Katamari Damacy is a special sort of game. So special in fact, that it sidetracked me from writing this several times, playing the game in an absent-minded daze, marvelling at how 塊,the Kanji for katamari, already looks like a small prince rolling stuff up. It worms itself inside your brain by giving the mundane a unique sort of whimsy.
Whimsy, silliness and fun on first glance seem like something unrestrained and purposefully difficult to capture, but Katamari’s game director Keita Takahashi made these feelings into substantial pillars of the design philosophy that informs all of his games. Katamari is meant to convey novelty, ease of understanding, enjoyment, and humour, all in a neat little package.
At first glance, there doesn’t seem to be much to Katamari Damacy. You and your katamari (Japanese for “clump”) are dropped on a random map where you then roll over items to add them to your little ball. What items? Any items. The absence of restrictions is very freeing – if you see something on screen, odds are you can roll it up at some point. The few limitations that do exist make sense: you can’t roll into something bigger than yourself, that would ruin the whole equilibrium of your ball. If you bump into any obstacle full force, items are inevitably going to break off of your katamari. Maybe it’s an odd core idea for a game, but the mechanics and aesthetic aspects of Katamari are the equivalent of a gentle shrug, the very essence of “why not”. Roll with it.
Mechanically, Katamari’s joy stems from a mixture of ridiculousness paired with addictive simplicity. I dare you to tell me you didn’t giggle with delight at the realisation that you could simply roll up a mouse. Rolling over the mouse that pushed you around when your katamari was still small feels like sweet, sweet revenge, even when the time difference between being hunted and becoming hunter is only about a minute. It’s the fulfilment of a power fantasy that requires no violence at all. Well, unless you take into account that you will definitely give the mouse vertigo.
Of course the challenge grows with each level, but so does the satisfaction at your accomplishment. Rolling up bigger and bigger assortments of things within steadily shorter timeframes is no small feat. Like many Japanese games, such as Monster Hunter or most rhythm games, Katamari Damacy requires a certain mastery. You have to be proficient with the controls and in some cases study the layout of the map for a bit to beat a level. Once done, there’s still the thrill of exceeding your own achievement or taking on friends. Katamari has you chasing high scores the way you do in some of the most enduring games. Like Tetris, there is often a combination of skill and luck at play when it comes to finding that last piece that gives your ball the required size.
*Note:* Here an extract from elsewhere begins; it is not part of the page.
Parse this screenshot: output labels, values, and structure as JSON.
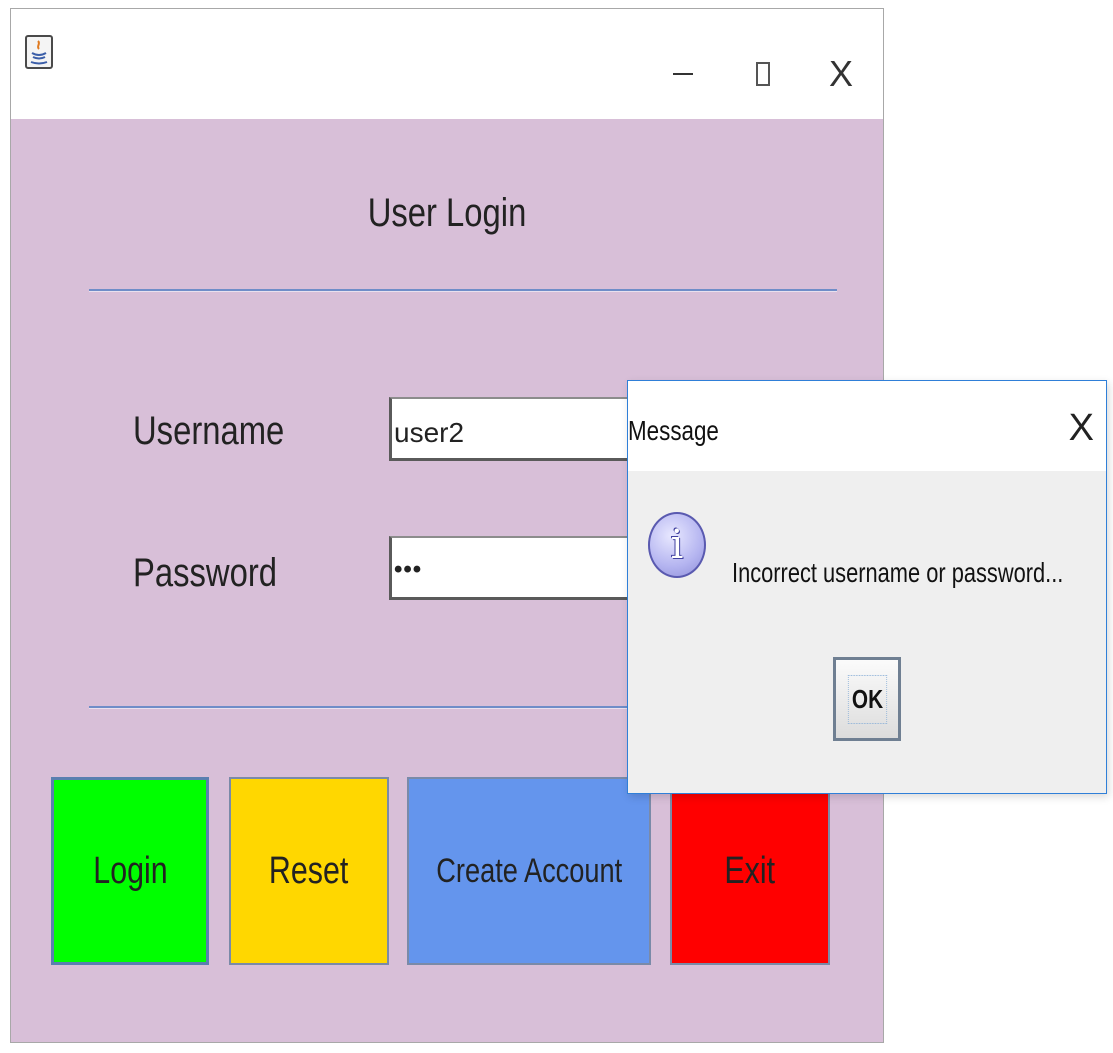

Yet most of the motivation comes from how you receive encouragement much more frequently than punishment. You’re not told to hurry, all items you pick up are equally valid to build your clump with. The consequences of bumping into something are never catastrophic. The King of all Cosmos often reacts enthusiastically to your efforts and the nature of the things you roll up, which is understandable, given I’m generally just as overjoyed whenever I find a spare pound between the couch cushions. The wrath of your father the king is severe, but easily soothed by success. The knowledge that it was his drunken debauchery that nearly caused the collapse of the entire cosmos in the first place makes it difficult to take him seriously in his anger. This way, the king is a quintessential dad – a stern, occasionally threatening force on one hand, the guy who falls asleep with his mouth open at a rerun of “I’m a celebrity” on the other. (I’m absolutely not drawing on personal experience here.)
Narratively, Katamari could make a dire point about the dangers of consumerism and the fact that there really is quite a lot of stuff on earth, but as with every other aspect, it’s lenient and careful not to hamper your enjoyment. There is a joy in collecting, after all, preserved all the way from collecting shells from the beach, shiny buttons or stickers as children. Why not virtual thumbtacks and cucumbers?
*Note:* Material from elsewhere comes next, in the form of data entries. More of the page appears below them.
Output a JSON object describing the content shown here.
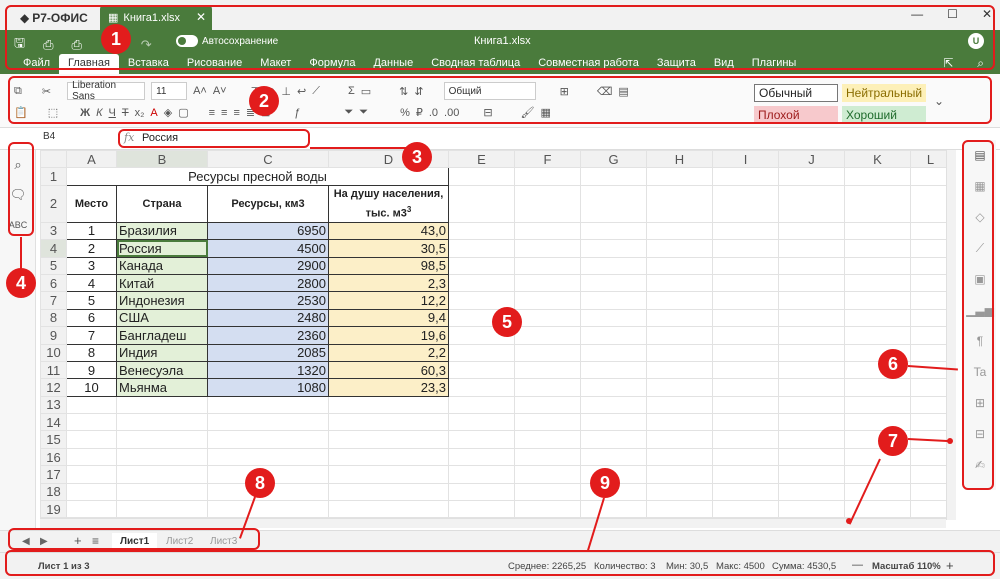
{
  "app": {
    "name": "Р7-ОФИС",
    "doc_tab": "Книга1.xlsx",
    "doc_title": "Книга1.xlsx",
    "autosave": "Автосохранение",
    "user_initial": "U"
  },
  "menu": [
    "Файл",
    "Главная",
    "Вставка",
    "Рисование",
    "Макет",
    "Формула",
    "Данные",
    "Сводная таблица",
    "Совместная работа",
    "Защита",
    "Вид",
    "Плагины"
  ],
  "ribbon": {
    "font_name": "Liberation Sans",
    "font_size": "11",
    "number_format": "Общий",
    "styles": {
      "normal": "Обычный",
      "neutral": "Нейтральный",
      "bad": "Плохой",
      "good": "Хороший"
    },
    "style_colors": {
      "normal": "#ffffff",
      "neutral": "#fdf0b8",
      "bad": "#f7c9cc",
      "good": "#cfecd2"
    }
  },
  "formula_bar": {
    "cell": "B4",
    "fx": "fx",
    "value": "Россия"
  },
  "columns": [
    "A",
    "B",
    "C",
    "D",
    "E",
    "F",
    "G",
    "H",
    "I",
    "J",
    "K",
    "L"
  ],
  "rows": [
    "1",
    "2",
    "3",
    "4",
    "5",
    "6",
    "7",
    "8",
    "9",
    "10",
    "11",
    "12",
    "13",
    "14",
    "15",
    "16",
    "17",
    "18",
    "19"
  ],
  "table": {
    "title": "Ресурсы пресной воды",
    "headers": [
      "Место",
      "Страна",
      "Ресурсы, км3",
      "На душу населения, тыс. м3"
    ],
    "h4_sup": "3",
    "data": [
      [
        "1",
        "Бразилия",
        "6950",
        "43,0"
      ],
      [
        "2",
        "Россия",
        "4500",
        "30,5"
      ],
      [
        "3",
        "Канада",
        "2900",
        "98,5"
      ],
      [
        "4",
        "Китай",
        "2800",
        "2,3"
      ],
      [
        "5",
        "Индонезия",
        "2530",
        "12,2"
      ],
      [
        "6",
        "США",
        "2480",
        "9,4"
      ],
      [
        "7",
        "Бангладеш",
        "2360",
        "19,6"
      ],
      [
        "8",
        "Индия",
        "2085",
        "2,2"
      ],
      [
        "9",
        "Венесуэла",
        "1320",
        "60,3"
      ],
      [
        "10",
        "Мьянма",
        "1080",
        "23,3"
      ]
    ]
  },
  "sheets": [
    "Лист1",
    "Лист2",
    "Лист3"
  ],
  "status": {
    "sheet_of": "Лист 1 из 3",
    "avg": "Среднее: 2265,25",
    "count": "Количество: 3",
    "min": "Мин: 30,5",
    "max": "Макс: 4500",
    "sum": "Сумма: 4530,5",
    "zoom": "Масштаб 110%"
  },
  "markers": [
    "1",
    "2",
    "3",
    "4",
    "5",
    "6",
    "7",
    "8",
    "9"
  ],
  "colors": {
    "accent": "#4a7b3c",
    "marker": "#e21c1c"
  }
}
Nothing about Katamari Damacy would work quite as well, however, if it weren’t for its laid-back visual aesthetic. With his background in art, Keita Takahashi isn’t so much interested in games as he is in playfulness. You can immediately see influences like Taro Okamoto or Yayoi Kusama in the way he uses colours and shapes.
The appeal, purpose or goal of any game he has worked on aren’t easily described in an elevator pitch of one sentence. Rolling things up may not sound all that interesting at first, but it’s only one aspect of Katamari’s charm. The colourful design, the amazing music and the way your katamari will always eventually turn so pleasantly round are all part of what makes the game so fascinating.
By not taking itself too seriously, Katamari allows you to do something that may not serve a distinct purpose. It invites you to look at something visually pleasing and hum a happy tune, to unite what by all accounts shouldn’t be united into a satisfying shape. Takahashi’s games are different to us because we already have an idea in our minds of how games work, how fun is facilitated and how you maximise engagement. Takahashi found his own answers to all of these questions and instead drew on ideas that are equally familiar to his players from other aspects of life.
Katamari Damacy is designed to appear mostly unconcerned with design, at least the right kind of design. Instead, it’s something that simply feels good, and that feeling never goes out of style.